The long-awaited memoir and meditation on the art of translating by the most acclaimed American translator of Latin American literature.
Gregory Rabassa's influence as a translator is incalculable. His translations of Gabriel García Márquez's One Hundred Years of Solitude and Julio Cortázar's Hopscotch have helped make these some of the most widely read and respected works in world literature. (García Márquez was known to say that the English translation of One Hundred Years was better than the Spanish original.) In If This Be Treason: Translation and Its Dyscontents Rabassa offers a cool-headed and humorous defense of translation, laying out his views on the art of the craft. Anecdotal, and always illuminating, If This Be Treason traces Rabassa's career, from his boyhood on a New Hampshire farm, his school days "collecting" languages, the two-and-a-half years he spent overseas during WWII, his travels, until one day "I signed a contract to do my first translation of a long work [Cortázar's Hopscotch] for a commercial publisher." Rabassa concludes with his "rap sheet," a consideration of the various authors and the over 40 works he has translated.
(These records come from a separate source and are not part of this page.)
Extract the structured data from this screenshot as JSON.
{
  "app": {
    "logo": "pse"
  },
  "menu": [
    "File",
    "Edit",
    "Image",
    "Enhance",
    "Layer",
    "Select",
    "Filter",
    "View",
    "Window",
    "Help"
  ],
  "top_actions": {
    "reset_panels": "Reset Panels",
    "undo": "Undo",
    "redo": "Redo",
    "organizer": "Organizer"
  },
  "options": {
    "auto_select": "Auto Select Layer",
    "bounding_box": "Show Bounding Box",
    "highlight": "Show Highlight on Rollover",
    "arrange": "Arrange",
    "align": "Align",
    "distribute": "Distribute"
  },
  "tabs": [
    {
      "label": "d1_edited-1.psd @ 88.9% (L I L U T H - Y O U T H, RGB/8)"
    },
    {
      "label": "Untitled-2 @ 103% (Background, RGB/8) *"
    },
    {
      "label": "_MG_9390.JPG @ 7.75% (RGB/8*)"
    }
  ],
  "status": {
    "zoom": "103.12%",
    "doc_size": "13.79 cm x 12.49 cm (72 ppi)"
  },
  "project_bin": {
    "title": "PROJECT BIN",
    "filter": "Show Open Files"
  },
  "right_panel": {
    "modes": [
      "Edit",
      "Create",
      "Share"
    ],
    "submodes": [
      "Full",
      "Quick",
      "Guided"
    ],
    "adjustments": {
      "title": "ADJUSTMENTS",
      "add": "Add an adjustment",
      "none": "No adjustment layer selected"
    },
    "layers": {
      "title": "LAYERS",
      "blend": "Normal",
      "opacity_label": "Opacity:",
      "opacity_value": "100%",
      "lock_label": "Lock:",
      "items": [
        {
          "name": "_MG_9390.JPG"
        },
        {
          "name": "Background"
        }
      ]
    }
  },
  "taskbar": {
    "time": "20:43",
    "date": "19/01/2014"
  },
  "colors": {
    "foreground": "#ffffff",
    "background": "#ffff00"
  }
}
This long-awaited memoir is a joy to read, an instrumental guide to translating, and a look at the life of one of its great practitioners.